_EXERCISE PROMPT:_
Your reply should hold only the lines from the records below where "Facebook" occurs.

(Interface dataset entries)
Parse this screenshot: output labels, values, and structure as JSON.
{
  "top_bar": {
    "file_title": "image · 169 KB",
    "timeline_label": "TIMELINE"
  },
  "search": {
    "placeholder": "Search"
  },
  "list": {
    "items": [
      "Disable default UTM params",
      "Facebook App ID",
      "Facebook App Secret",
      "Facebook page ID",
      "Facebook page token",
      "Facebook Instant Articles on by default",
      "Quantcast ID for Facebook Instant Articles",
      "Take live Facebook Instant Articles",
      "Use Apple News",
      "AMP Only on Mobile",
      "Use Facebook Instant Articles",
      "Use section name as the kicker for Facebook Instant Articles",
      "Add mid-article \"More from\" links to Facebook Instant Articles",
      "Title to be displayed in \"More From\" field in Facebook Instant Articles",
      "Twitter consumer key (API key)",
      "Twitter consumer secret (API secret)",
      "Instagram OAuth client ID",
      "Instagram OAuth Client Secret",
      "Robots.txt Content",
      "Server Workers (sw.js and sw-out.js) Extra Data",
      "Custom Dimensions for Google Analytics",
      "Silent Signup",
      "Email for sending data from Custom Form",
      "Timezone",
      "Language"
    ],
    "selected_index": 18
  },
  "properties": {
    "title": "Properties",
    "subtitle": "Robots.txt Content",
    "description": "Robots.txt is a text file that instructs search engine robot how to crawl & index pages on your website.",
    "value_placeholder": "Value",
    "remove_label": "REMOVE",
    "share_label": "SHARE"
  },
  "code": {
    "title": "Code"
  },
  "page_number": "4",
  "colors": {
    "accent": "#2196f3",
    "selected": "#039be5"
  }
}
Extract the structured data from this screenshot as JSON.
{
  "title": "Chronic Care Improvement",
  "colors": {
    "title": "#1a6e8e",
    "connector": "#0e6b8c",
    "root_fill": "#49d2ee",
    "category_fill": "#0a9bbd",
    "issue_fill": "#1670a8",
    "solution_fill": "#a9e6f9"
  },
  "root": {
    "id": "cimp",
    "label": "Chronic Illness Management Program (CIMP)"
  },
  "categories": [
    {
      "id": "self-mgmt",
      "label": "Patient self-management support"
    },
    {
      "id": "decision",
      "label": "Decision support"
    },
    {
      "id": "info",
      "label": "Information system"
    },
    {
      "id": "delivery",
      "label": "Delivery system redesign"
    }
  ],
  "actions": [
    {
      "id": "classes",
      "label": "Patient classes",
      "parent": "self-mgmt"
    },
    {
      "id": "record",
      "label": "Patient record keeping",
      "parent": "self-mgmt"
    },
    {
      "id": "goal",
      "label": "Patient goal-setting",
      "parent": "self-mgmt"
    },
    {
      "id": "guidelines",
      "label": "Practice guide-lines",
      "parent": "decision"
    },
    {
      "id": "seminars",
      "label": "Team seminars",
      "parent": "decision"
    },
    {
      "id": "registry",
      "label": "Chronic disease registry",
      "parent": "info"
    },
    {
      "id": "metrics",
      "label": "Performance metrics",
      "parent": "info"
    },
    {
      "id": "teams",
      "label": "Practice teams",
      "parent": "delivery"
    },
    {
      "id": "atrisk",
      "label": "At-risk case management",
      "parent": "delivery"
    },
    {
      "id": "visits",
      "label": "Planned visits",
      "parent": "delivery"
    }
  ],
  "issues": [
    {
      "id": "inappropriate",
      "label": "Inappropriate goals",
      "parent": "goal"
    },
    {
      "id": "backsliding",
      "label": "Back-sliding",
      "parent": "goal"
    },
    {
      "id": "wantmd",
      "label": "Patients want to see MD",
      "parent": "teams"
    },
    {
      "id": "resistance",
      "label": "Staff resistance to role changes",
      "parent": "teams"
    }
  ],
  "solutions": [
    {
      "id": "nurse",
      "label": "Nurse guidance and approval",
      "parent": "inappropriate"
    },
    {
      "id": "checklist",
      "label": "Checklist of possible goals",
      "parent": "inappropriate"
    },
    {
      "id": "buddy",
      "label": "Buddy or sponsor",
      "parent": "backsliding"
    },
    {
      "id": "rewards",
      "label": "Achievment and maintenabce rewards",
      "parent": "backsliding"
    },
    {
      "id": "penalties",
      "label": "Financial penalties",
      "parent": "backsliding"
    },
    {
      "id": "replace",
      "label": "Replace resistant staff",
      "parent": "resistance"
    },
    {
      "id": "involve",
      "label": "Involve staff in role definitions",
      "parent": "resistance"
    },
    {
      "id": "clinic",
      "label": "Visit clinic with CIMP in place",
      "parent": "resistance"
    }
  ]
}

_RESPONSE AREA:_
      "Facebook App ID",
      "Facebook App Secret",
      "Facebook page ID",
      "Facebook page token",
      "Facebook Instant Articles on by default",
      "Quantcast ID for Facebook Instant Articles",
      "Take live Facebook Instant Articles",
      "Use Facebook Instant Articles",
      "Use section name as the kicker for Facebook Instant Articles",
      "Add mid-article \"More from\" links to Facebook Instant Articles",
      "Title to be displayed in \"More From\" field in Facebook Instant Articles",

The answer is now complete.